◆ **Problem to solve**
Below are lines of data. Give the number of them that contain the string "Breaker", and nothing else.
BEGIN
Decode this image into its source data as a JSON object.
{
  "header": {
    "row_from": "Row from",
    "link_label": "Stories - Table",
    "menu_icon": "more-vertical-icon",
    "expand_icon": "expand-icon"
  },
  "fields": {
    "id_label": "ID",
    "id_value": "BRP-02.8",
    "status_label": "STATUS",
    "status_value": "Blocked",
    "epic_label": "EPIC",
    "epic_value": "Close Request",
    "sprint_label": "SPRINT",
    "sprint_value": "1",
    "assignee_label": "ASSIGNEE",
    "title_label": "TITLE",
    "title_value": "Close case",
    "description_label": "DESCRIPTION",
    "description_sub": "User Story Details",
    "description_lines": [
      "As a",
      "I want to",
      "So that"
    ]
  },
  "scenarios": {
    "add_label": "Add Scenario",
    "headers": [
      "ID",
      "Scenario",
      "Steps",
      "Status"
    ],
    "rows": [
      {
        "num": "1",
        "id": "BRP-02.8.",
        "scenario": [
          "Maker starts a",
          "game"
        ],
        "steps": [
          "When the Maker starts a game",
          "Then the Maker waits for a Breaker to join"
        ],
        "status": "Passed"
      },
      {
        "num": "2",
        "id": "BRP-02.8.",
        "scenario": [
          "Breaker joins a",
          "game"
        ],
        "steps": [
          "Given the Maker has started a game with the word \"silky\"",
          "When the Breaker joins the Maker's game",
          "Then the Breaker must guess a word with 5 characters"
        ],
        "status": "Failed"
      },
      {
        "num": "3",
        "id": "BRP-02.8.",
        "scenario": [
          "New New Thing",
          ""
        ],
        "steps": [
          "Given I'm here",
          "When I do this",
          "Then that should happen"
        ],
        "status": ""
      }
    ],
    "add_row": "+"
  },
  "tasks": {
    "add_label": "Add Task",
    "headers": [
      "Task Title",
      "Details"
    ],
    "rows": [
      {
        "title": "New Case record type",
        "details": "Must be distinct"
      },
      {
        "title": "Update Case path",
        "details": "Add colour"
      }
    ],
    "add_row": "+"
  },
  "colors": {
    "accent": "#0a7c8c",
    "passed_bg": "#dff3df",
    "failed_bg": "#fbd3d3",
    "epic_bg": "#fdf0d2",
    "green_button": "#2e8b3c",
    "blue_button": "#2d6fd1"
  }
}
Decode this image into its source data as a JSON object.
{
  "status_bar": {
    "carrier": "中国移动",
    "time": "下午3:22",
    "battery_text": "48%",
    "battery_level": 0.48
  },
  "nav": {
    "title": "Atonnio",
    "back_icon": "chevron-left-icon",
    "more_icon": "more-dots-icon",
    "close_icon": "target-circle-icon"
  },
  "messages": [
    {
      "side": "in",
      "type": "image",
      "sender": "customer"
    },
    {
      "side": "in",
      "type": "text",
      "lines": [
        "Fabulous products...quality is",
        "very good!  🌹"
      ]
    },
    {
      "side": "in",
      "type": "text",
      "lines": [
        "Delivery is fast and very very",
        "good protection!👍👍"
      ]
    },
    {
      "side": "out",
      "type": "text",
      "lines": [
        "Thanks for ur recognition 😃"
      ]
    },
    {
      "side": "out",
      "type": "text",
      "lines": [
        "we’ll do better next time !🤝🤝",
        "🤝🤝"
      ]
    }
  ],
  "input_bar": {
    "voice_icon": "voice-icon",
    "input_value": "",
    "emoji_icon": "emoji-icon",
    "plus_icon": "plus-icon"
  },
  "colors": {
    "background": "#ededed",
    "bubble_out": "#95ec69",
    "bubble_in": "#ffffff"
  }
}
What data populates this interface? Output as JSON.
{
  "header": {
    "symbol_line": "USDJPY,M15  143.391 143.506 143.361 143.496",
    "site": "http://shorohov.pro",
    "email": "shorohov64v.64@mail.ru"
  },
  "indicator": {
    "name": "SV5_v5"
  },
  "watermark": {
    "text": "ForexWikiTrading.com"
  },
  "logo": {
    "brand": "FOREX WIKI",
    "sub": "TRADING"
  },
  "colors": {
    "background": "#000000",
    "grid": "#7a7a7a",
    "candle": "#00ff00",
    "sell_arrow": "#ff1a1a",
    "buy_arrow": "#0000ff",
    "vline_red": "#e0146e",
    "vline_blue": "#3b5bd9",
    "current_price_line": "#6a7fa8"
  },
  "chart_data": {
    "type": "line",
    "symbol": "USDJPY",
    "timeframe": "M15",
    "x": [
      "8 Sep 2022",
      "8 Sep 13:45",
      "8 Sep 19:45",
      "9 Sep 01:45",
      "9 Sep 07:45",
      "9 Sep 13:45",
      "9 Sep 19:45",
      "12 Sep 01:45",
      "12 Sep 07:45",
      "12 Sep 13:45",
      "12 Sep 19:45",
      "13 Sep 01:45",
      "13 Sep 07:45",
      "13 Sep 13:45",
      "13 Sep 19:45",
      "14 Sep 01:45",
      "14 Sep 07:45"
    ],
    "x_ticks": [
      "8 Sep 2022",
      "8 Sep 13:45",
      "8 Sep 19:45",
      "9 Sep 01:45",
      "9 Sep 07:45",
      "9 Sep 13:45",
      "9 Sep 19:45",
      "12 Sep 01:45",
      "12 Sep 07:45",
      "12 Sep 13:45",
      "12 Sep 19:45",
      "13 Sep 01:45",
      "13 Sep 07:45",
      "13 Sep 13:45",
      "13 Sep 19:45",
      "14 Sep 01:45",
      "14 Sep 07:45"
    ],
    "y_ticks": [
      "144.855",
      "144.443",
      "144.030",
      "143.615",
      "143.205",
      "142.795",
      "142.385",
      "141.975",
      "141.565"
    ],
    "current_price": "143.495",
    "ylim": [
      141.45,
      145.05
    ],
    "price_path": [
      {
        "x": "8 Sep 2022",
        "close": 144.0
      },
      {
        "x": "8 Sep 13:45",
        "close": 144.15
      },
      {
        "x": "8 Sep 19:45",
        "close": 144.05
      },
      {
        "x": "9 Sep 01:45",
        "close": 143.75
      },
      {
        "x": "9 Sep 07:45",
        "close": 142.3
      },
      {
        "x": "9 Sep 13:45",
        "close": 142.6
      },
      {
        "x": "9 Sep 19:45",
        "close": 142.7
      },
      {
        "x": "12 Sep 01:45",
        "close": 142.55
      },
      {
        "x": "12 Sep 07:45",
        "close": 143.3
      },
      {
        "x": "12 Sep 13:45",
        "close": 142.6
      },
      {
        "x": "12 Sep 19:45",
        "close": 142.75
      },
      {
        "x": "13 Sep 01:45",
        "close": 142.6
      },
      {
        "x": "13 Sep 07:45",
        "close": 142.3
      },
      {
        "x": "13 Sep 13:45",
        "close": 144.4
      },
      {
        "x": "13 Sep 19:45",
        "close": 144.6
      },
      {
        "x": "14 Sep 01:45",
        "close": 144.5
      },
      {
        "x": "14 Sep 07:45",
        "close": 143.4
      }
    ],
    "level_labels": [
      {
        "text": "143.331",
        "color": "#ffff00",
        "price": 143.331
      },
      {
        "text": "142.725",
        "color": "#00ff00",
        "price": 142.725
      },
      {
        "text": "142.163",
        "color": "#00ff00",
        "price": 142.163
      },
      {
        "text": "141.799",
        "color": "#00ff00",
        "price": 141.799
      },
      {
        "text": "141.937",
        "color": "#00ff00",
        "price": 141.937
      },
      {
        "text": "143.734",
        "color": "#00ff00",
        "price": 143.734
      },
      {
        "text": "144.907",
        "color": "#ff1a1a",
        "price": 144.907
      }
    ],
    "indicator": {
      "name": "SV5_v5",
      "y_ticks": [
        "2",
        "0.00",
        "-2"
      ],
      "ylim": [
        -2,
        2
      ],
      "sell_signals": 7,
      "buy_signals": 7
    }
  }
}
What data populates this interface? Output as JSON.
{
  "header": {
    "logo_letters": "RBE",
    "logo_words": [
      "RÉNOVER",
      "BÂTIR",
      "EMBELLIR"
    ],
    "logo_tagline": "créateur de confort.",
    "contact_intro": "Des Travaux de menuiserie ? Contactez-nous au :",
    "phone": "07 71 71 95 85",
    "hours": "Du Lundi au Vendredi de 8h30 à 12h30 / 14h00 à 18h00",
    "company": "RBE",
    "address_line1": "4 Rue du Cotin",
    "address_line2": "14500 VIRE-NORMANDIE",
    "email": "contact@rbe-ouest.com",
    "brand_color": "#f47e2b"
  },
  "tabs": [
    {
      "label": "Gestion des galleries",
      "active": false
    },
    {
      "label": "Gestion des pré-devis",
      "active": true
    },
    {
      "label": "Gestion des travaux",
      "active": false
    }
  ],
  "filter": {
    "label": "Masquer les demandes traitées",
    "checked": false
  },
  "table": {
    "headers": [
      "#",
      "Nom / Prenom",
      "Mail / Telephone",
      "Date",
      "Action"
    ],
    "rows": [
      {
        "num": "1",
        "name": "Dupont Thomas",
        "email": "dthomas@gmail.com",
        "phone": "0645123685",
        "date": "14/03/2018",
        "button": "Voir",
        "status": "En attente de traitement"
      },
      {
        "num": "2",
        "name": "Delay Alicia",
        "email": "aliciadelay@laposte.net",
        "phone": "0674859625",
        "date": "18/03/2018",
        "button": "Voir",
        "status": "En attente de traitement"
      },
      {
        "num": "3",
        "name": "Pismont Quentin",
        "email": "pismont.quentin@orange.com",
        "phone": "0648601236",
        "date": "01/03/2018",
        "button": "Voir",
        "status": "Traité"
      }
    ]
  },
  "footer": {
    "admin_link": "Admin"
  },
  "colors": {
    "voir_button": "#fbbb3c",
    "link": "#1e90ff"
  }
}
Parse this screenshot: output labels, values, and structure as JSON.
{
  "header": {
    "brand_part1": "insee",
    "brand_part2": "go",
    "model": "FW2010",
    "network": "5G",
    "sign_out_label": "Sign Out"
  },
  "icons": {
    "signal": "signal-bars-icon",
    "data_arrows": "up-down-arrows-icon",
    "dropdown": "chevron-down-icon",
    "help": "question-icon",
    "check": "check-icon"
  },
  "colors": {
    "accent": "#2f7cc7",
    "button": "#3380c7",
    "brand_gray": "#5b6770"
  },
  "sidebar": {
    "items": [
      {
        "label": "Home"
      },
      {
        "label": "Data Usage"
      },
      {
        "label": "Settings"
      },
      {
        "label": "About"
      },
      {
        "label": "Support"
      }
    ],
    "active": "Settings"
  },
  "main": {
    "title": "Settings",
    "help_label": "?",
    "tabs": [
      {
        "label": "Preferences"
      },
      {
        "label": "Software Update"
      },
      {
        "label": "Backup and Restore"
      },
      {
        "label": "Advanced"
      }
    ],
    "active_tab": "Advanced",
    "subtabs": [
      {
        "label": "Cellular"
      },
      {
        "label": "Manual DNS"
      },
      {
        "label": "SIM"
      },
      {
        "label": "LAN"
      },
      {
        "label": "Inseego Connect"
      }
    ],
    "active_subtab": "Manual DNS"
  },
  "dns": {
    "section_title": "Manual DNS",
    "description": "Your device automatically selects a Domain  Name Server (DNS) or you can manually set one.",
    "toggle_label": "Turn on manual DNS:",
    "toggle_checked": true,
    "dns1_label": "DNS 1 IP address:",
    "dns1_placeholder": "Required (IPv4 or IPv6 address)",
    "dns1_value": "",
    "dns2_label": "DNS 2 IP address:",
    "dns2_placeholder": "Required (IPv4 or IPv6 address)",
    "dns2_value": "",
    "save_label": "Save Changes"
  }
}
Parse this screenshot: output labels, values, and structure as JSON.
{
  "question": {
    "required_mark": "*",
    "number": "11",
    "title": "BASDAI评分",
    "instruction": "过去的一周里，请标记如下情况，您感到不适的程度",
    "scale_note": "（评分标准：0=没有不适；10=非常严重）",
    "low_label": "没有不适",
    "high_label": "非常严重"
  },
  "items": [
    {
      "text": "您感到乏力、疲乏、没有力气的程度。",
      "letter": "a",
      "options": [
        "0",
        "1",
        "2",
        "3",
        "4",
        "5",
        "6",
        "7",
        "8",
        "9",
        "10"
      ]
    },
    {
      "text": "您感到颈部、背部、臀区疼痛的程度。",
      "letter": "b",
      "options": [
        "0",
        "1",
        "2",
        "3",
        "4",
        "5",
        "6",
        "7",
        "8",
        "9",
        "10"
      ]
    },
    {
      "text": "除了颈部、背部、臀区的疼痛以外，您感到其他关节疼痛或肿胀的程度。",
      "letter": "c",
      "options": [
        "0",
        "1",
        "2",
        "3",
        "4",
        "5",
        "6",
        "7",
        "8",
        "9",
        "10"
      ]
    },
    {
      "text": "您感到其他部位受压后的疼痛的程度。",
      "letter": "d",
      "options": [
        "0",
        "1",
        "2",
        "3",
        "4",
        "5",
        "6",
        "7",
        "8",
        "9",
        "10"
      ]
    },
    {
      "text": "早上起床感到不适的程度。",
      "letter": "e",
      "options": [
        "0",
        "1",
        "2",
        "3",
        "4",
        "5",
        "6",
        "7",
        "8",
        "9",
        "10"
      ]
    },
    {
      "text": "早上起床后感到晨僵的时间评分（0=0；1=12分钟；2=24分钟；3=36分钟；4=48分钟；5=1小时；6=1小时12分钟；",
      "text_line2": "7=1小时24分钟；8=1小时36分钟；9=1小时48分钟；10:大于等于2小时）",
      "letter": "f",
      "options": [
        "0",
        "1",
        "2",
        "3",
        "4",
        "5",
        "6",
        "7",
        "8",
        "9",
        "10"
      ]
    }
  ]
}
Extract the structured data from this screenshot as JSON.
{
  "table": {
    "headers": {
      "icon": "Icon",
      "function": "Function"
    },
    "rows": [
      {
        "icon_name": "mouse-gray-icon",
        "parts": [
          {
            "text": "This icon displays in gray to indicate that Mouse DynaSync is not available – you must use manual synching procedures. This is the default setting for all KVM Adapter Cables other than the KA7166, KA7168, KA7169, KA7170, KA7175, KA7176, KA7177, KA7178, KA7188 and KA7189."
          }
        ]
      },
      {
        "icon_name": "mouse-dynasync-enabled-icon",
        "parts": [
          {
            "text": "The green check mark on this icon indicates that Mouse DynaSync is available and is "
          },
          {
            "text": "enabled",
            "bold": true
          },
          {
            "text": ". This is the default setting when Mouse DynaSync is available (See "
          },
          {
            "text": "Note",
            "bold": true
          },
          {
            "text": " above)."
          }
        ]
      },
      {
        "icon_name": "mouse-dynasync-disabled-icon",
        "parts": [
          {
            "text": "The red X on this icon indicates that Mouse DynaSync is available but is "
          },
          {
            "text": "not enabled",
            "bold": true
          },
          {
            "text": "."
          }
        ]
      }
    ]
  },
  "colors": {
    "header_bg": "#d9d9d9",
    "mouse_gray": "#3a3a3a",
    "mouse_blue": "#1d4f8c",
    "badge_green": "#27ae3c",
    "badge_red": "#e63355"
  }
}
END
◆ **Task output**
4